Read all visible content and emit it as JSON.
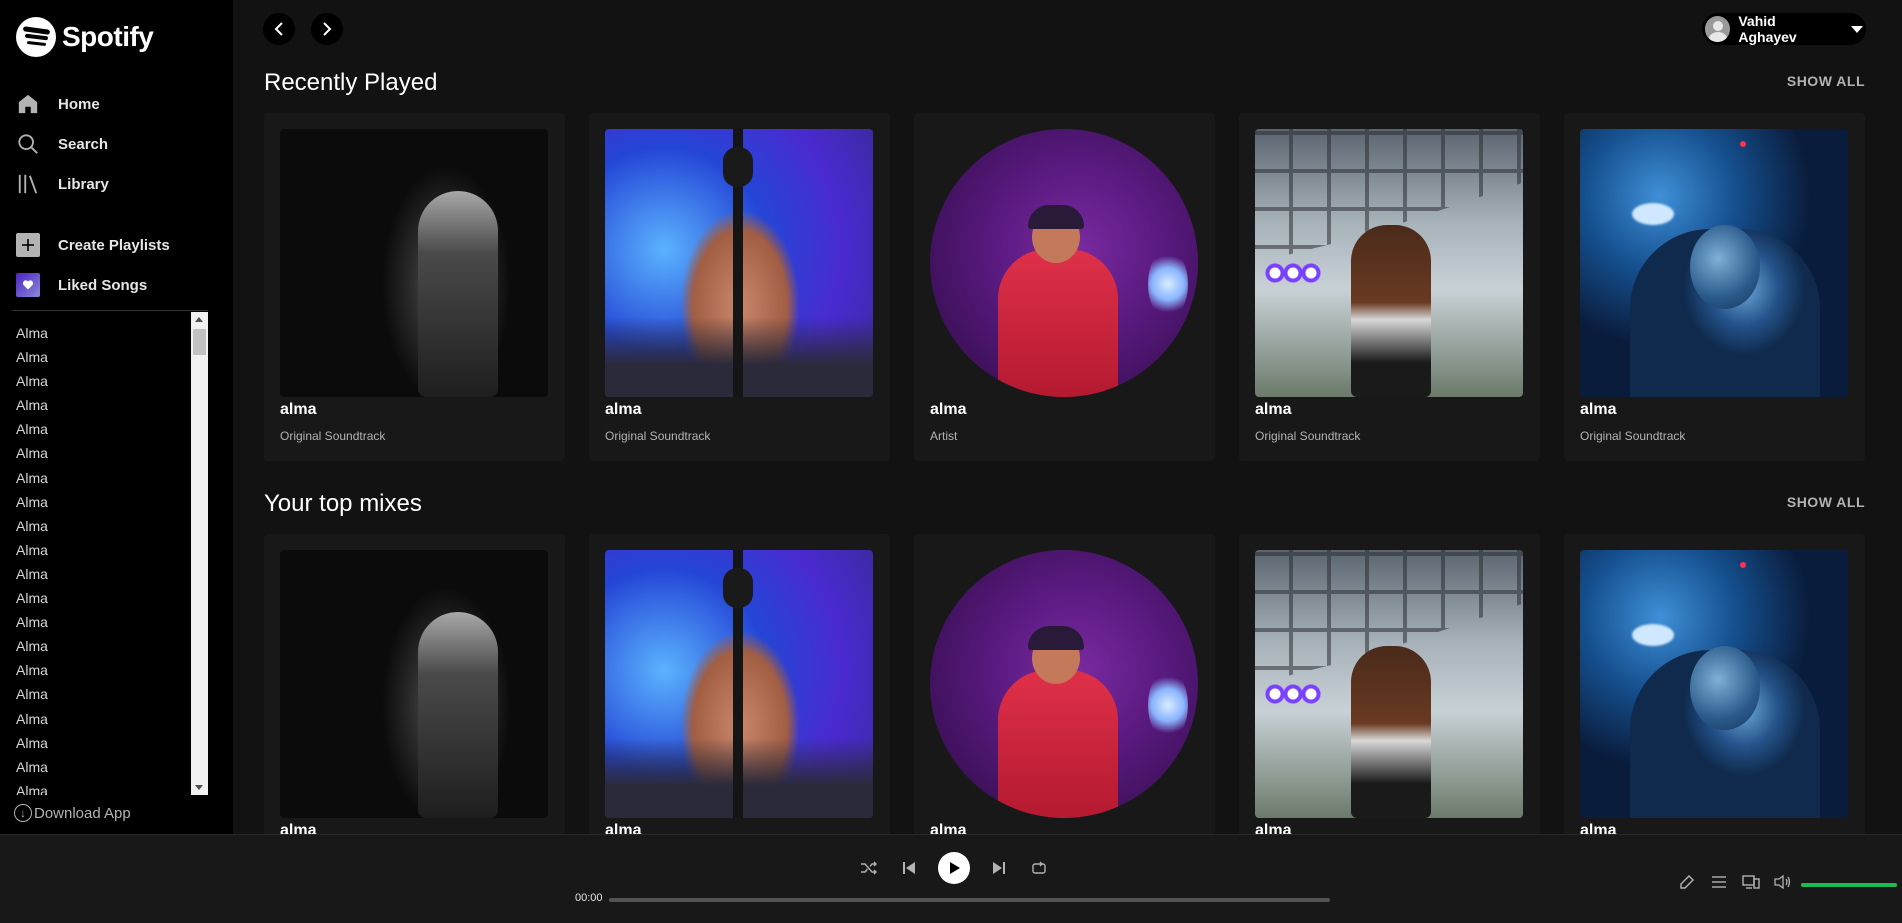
{
  "app": {
    "name": "Spotify"
  },
  "sidebar": {
    "nav": [
      {
        "label": "Home",
        "icon": "home-icon"
      },
      {
        "label": "Search",
        "icon": "search-icon"
      },
      {
        "label": "Library",
        "icon": "library-icon"
      }
    ],
    "library": [
      {
        "label": "Create Playlists",
        "icon": "plus-icon"
      },
      {
        "label": "Liked Songs",
        "icon": "heart-icon"
      }
    ],
    "playlists": [
      "Alma",
      "Alma",
      "Alma",
      "Alma",
      "Alma",
      "Alma",
      "Alma",
      "Alma",
      "Alma",
      "Alma",
      "Alma",
      "Alma",
      "Alma",
      "Alma",
      "Alma",
      "Alma",
      "Alma",
      "Alma",
      "Alma",
      "Alma"
    ],
    "download_label": "Download App"
  },
  "header": {
    "user_name": "Vahid Aghayev"
  },
  "sections": [
    {
      "title": "Recently Played",
      "show_all": "SHOW ALL",
      "cards": [
        {
          "title": "alma",
          "subtitle": "Original Soundtrack"
        },
        {
          "title": "alma",
          "subtitle": "Original Soundtrack"
        },
        {
          "title": "alma",
          "subtitle": "Artist"
        },
        {
          "title": "alma",
          "subtitle": "Original Soundtrack"
        },
        {
          "title": "alma",
          "subtitle": "Original Soundtrack"
        }
      ]
    },
    {
      "title": "Your top mixes",
      "show_all": "SHOW ALL",
      "cards": [
        {
          "title": "alma"
        },
        {
          "title": "alma"
        },
        {
          "title": "alma"
        },
        {
          "title": "alma"
        },
        {
          "title": "alma"
        }
      ]
    }
  ],
  "player": {
    "current_time": "00:00",
    "progress": 0,
    "volume": 1.0
  },
  "colors": {
    "accent": "#1db954",
    "background": "#121212",
    "sidebar": "#000000",
    "card": "#181818"
  }
}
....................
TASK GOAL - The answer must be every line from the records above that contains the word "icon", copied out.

OUTPUT OF THE TASK -
        "icon": "home-icon"
        "icon": "search-icon"
        "icon": "library-icon"
        "icon": "plus-icon"
        "icon": "heart-icon"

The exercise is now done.